Today SEAT made a submission to the U.S. Department of State in relation to its Notice of Proposed Rulemaking – State Department Schedule of Fees for Consular Services-Administrative Processing of Request for Certificate of Loss of Nationality (CLN) Fee / RIN (1400–AF61).
As of Thursday Novemer 2, over 800 submissions had been made. They can be consulted here.
You (anyone) can also make a submission, but you need to act fast. The deadline to submit is Wednesday November 1, 2023 at 11:59 pm EDT. It’s quick and easy to do, so don’t hesitate to make your submission. Feel free to copy as much or as little as you like from SEAT’s submission.
The link to submit is here.
The content of SEAT’s submission is as follows:
SEAT can only applaud a reduction of the renunciation fee from $2,350 to $450. However, even this is an exorbitant amount.
Hopefully the State Department understands that the real problem is not the high renunciation fee, but the fact that so many Americans feel they have no choice but to renounce U.S. citizenship.
Americans are taught from childhood that the United States is the greatest country in the world and that they are privileged to be Americans. They grow up reciting the pledge of allegiance and singing the national anthem. By renouncing U.S. citizenship in relatively large numbers, overseas Americans are communicating by their actions that something has happened to radically change how they feel about the United States, causing them to give up on what they once thought was among the most precious things they had – their U.S. citizenship. Something has gone terribly wrong.

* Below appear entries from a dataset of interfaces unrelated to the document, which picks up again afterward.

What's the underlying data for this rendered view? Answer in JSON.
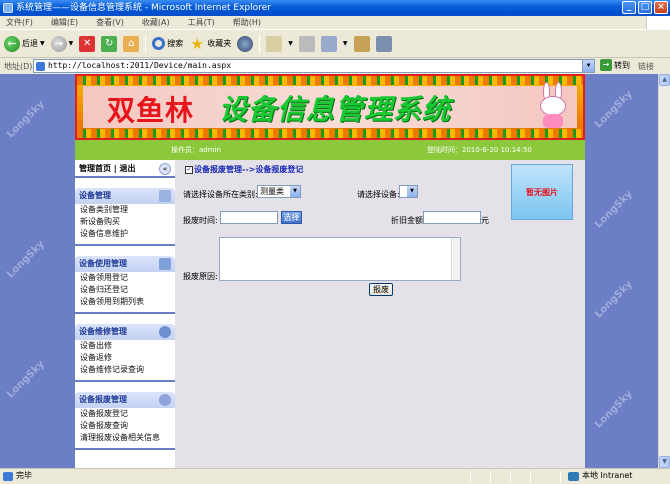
{
  "window": {
    "title": "系统管理——设备信息管理系统 - Microsoft Internet Explorer",
    "minimize": "_",
    "maximize": "□",
    "close": "×"
  },
  "menu": [
    "文件(F)",
    "编辑(E)",
    "查看(V)",
    "收藏(A)",
    "工具(T)",
    "帮助(H)"
  ],
  "toolbar": {
    "back_label": "后退",
    "search_label": "搜索",
    "favorites_label": "收藏夹"
  },
  "address": {
    "label": "地址(D)",
    "url": "http://localhost:2011/Device/main.aspx",
    "go_label": "转到",
    "links_label": "链接"
  },
  "banner": {
    "title_red": "双鱼林",
    "title_green": "设备信息管理系统"
  },
  "userbar": {
    "operator": "操作员：admin",
    "login_time": "登陆时间：2010-6-20 10:14:50"
  },
  "sidebar": {
    "top_links": "管理首页 | 退出",
    "collapse": "«",
    "groups": [
      {
        "title": "设备管理",
        "items": [
          "设备类别管理",
          "新设备购买",
          "设备信息维护"
        ]
      },
      {
        "title": "设备使用管理",
        "items": [
          "设备领用登记",
          "设备归还登记",
          "设备领用到期列表"
        ]
      },
      {
        "title": "设备维修管理",
        "items": [
          "设备出修",
          "设备返修",
          "设备维修记录查询"
        ]
      },
      {
        "title": "设备报废管理",
        "items": [
          "设备报废登记",
          "设备报废查询",
          "清理报废设备相关信息"
        ]
      }
    ]
  },
  "content": {
    "breadcrumb": "设备报废管理-->设备报废登记",
    "category_label": "请选择设备所在类别:",
    "category_value": "测量类",
    "device_label": "请选择设备:",
    "device_value": "",
    "scrap_time_label": "报废时间:",
    "pick_button": "选择",
    "depreciation_label": "折旧金额:",
    "currency_unit": "元",
    "reason_label": "报废原因:",
    "submit_button": "报废",
    "photo_placeholder": "暂无图片"
  },
  "status": {
    "left": "完毕",
    "zone": "本地 Intranet"
  },
  "watermark": "LongSky",
  "colors": {
    "page_bg": "#6C7FC6",
    "userbar": "#8CC83C",
    "title_red": "#E8141B",
    "title_green": "#19C832"
  }
}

What is wrong is the U.S. nationality-based tax system. It singles out persons of U.S. nationality living outside the United States and targets them with far more onerous federal tax burdens as compared to those who are not U.S. nationals and compared to all persons living in the United States, regardless of nationality. Further, FATCA makes it difficult – and sometimes impossible – for them to open or maintain bank and other financial accounts. Many U.S. nationals living overseas feel that the only way they can live a normal life in the places where they live is to renounce U.S. citizenship.
This occurs in violation of both their constitutional and human rights. Citizenship is a constitutional and a human right. Leaving one’s country and returning to it are human rights. In feeling they have no choice but to renounce U.S. citizenship, all these rights are violated.
Instead of charging Americans living overseas exorbitant fees to attain the ability to live a normal life, the State Department should be advocating to Congress to end its discriminatory policies that harm Americans living overseas.